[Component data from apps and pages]
((

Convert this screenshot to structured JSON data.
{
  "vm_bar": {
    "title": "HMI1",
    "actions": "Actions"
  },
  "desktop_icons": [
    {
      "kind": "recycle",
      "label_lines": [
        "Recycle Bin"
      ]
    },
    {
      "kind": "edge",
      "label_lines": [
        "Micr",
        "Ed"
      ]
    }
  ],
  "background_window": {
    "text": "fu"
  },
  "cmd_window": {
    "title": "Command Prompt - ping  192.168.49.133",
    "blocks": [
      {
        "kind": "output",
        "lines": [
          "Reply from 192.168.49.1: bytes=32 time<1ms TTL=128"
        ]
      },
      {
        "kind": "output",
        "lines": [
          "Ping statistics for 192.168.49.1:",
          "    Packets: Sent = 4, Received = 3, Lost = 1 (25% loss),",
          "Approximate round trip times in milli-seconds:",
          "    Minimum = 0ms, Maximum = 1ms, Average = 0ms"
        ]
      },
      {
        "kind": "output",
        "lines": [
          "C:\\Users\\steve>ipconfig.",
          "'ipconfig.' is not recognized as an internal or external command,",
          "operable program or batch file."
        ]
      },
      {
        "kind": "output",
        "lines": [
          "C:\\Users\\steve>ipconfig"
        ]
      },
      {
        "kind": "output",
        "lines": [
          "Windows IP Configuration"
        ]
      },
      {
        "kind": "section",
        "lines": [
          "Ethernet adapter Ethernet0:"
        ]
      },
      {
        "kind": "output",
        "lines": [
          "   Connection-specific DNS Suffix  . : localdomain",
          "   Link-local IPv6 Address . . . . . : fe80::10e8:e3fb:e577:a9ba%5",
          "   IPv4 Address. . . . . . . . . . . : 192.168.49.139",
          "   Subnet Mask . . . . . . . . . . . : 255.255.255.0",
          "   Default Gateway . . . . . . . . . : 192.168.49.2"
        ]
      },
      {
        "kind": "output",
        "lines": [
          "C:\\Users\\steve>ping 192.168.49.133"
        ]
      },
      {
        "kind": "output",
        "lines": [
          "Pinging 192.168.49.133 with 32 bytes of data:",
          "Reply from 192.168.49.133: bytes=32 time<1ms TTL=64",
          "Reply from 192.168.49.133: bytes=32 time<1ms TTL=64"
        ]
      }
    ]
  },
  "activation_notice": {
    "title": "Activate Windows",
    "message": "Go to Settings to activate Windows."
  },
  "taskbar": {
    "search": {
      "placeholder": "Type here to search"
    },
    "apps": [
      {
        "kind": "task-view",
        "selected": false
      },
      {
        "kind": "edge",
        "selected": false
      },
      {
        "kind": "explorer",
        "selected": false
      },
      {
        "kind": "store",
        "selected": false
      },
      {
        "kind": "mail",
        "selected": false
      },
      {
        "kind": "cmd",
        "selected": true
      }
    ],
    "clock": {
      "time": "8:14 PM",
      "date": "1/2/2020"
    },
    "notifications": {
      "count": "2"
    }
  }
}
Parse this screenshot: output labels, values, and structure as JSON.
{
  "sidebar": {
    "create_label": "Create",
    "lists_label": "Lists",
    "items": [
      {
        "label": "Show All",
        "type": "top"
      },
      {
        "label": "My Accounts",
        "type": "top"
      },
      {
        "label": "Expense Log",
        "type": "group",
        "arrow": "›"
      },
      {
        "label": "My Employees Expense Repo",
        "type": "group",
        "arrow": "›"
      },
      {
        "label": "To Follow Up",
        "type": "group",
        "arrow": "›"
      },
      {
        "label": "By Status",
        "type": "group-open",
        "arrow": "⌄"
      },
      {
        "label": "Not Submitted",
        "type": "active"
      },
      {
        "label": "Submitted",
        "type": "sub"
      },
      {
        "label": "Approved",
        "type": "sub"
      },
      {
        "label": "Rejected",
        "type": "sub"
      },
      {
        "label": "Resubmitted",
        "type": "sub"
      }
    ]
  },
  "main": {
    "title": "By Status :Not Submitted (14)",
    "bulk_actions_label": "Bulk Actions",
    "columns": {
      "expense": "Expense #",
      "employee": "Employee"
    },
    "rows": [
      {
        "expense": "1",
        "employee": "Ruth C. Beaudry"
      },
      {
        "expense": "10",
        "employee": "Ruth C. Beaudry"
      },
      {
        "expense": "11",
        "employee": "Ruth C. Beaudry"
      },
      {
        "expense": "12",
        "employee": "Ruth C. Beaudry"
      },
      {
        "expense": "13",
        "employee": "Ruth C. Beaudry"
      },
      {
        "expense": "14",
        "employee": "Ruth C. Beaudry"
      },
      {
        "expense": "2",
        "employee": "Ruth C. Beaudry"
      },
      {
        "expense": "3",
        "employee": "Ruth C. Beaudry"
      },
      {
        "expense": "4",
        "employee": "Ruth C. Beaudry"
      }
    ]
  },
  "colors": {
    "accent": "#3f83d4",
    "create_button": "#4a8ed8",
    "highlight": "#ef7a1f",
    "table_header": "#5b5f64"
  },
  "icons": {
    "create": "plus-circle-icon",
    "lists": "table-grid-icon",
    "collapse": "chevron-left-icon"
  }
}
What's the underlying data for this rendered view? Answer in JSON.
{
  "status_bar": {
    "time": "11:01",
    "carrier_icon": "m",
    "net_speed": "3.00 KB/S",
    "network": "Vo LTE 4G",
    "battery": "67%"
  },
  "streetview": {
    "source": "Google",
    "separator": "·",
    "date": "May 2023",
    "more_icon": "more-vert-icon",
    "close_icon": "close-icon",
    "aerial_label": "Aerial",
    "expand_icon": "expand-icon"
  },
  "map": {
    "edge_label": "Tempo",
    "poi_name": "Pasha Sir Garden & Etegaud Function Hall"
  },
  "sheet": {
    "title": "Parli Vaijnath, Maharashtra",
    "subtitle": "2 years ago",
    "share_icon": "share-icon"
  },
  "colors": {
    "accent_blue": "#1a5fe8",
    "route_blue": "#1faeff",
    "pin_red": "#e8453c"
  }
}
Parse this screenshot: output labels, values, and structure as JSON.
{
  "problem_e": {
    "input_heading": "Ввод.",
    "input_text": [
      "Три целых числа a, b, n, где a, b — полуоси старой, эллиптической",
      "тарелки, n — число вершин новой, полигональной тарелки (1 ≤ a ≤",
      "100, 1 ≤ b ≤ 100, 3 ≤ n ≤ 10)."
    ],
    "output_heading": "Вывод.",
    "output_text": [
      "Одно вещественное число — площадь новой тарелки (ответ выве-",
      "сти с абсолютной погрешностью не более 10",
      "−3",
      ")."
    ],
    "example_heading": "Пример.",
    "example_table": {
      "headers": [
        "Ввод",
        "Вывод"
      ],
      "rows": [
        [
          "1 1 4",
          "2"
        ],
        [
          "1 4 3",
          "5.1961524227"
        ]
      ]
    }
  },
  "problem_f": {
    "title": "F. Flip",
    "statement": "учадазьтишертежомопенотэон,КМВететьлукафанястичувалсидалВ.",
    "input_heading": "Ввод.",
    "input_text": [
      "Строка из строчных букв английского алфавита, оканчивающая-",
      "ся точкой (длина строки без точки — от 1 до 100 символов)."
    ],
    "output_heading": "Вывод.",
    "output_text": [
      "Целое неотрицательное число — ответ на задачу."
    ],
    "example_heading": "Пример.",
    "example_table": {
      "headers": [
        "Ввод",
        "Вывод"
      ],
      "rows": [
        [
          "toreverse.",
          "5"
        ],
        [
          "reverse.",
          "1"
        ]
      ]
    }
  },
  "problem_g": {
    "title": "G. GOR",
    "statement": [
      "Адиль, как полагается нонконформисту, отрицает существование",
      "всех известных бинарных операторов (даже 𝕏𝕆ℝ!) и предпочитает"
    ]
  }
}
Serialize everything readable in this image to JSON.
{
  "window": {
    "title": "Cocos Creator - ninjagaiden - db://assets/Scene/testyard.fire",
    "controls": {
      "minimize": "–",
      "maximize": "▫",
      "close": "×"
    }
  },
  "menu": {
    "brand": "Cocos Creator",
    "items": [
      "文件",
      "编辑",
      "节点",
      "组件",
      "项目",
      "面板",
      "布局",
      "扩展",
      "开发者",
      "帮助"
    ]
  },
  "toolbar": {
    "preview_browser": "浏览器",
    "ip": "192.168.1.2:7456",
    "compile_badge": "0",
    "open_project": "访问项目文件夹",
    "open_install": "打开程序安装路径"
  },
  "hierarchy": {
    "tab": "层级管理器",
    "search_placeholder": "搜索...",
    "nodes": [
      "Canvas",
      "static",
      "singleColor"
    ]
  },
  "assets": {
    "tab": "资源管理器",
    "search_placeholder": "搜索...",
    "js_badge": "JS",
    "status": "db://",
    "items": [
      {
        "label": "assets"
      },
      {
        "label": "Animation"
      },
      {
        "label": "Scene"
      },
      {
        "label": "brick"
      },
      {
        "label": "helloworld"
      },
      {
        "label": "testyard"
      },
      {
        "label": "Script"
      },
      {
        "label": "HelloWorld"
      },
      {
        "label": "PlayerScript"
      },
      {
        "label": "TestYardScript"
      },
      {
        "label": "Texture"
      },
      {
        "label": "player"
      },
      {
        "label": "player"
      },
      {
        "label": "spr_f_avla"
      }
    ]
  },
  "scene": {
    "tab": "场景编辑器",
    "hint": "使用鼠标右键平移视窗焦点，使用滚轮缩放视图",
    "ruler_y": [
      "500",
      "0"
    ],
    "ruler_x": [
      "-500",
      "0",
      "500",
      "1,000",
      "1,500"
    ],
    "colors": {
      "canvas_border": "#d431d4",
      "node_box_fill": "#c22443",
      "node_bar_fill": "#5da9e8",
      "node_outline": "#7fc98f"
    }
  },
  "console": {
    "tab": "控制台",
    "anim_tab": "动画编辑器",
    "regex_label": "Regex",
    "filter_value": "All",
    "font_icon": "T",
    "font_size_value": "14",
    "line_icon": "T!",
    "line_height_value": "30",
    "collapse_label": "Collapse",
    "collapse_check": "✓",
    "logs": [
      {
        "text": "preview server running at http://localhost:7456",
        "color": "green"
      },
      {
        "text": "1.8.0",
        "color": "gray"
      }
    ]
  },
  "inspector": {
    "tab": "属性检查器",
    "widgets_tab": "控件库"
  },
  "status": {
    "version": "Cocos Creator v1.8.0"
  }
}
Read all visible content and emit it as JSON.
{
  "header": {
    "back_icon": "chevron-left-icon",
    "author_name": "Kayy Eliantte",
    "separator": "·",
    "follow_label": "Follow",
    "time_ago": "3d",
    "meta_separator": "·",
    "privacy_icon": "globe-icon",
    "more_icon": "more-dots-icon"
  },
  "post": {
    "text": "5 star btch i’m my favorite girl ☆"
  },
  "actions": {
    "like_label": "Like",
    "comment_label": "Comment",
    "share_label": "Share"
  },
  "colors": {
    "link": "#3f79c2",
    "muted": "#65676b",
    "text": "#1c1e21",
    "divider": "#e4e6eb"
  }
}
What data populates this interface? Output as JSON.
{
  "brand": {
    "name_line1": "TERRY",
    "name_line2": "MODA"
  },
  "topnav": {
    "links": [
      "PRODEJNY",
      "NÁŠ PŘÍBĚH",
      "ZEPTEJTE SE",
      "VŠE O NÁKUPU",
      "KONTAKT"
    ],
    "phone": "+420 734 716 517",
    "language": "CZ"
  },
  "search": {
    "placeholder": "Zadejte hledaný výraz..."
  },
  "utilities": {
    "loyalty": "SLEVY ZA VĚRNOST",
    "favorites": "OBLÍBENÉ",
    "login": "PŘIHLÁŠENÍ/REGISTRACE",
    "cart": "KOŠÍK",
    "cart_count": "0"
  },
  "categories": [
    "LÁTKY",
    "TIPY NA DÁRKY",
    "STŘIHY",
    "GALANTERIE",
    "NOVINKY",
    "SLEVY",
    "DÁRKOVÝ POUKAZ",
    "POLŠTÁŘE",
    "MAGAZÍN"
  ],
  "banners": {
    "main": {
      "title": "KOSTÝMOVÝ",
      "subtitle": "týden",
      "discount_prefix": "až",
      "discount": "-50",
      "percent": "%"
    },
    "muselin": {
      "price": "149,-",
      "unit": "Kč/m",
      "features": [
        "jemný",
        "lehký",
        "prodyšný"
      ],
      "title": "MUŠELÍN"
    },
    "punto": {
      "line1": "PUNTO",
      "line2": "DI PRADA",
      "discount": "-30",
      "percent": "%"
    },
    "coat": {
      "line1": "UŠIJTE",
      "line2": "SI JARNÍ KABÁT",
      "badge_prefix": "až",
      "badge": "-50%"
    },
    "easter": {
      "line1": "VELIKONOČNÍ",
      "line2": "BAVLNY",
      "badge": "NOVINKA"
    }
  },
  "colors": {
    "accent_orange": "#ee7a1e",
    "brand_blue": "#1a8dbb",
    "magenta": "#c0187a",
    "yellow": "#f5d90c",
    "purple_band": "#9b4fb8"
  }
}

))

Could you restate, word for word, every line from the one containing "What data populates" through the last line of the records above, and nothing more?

What data populates this interface? Output as JSON.
{
  "brand": {
    "name_line1": "TERRY",
    "name_line2": "MODA"
  },
  "topnav": {
    "links": [
      "PRODEJNY",
      "NÁŠ PŘÍBĚH",
      "ZEPTEJTE SE",
      "VŠE O NÁKUPU",
      "KONTAKT"
    ],
    "phone": "+420 734 716 517",
    "language": "CZ"
  },
  "search": {
    "placeholder": "Zadejte hledaný výraz..."
  },
  "utilities": {
    "loyalty": "SLEVY ZA VĚRNOST",
    "favorites": "OBLÍBENÉ",
    "login": "PŘIHLÁŠENÍ/REGISTRACE",
    "cart": "KOŠÍK",
    "cart_count": "0"
  },
  "categories": [
    "LÁTKY",
    "TIPY NA DÁRKY",
    "STŘIHY",
    "GALANTERIE",
    "NOVINKY",
    "SLEVY",
    "DÁRKOVÝ POUKAZ",
    "POLŠTÁŘE",
    "MAGAZÍN"
  ],
  "banners": {
    "main": {
      "title": "KOSTÝMOVÝ",
      "subtitle": "týden",
      "discount_prefix": "až",
      "discount": "-50",
      "percent": "%"
    },
    "muselin": {
      "price": "149,-",
      "unit": "Kč/m",
      "features": [
        "jemný",
        "lehký",
        "prodyšný"
      ],
      "title": "MUŠELÍN"
    },
    "punto": {
      "line1": "PUNTO",
      "line2": "DI PRADA",
      "discount": "-30",
      "percent": "%"
    },
    "coat": {
      "line1": "UŠIJTE",
      "line2": "SI JARNÍ KABÁT",
      "badge_prefix": "až",
      "badge": "-50%"
    },
    "easter": {
      "line1": "VELIKONOČNÍ",
      "line2": "BAVLNY",
      "badge": "NOVINKA"
    }
  },
  "colors": {
    "accent_orange": "#ee7a1e",
    "brand_blue": "#1a8dbb",
    "magenta": "#c0187a",
    "yellow": "#f5d90c",
    "purple_band": "#9b4fb8"
  }
}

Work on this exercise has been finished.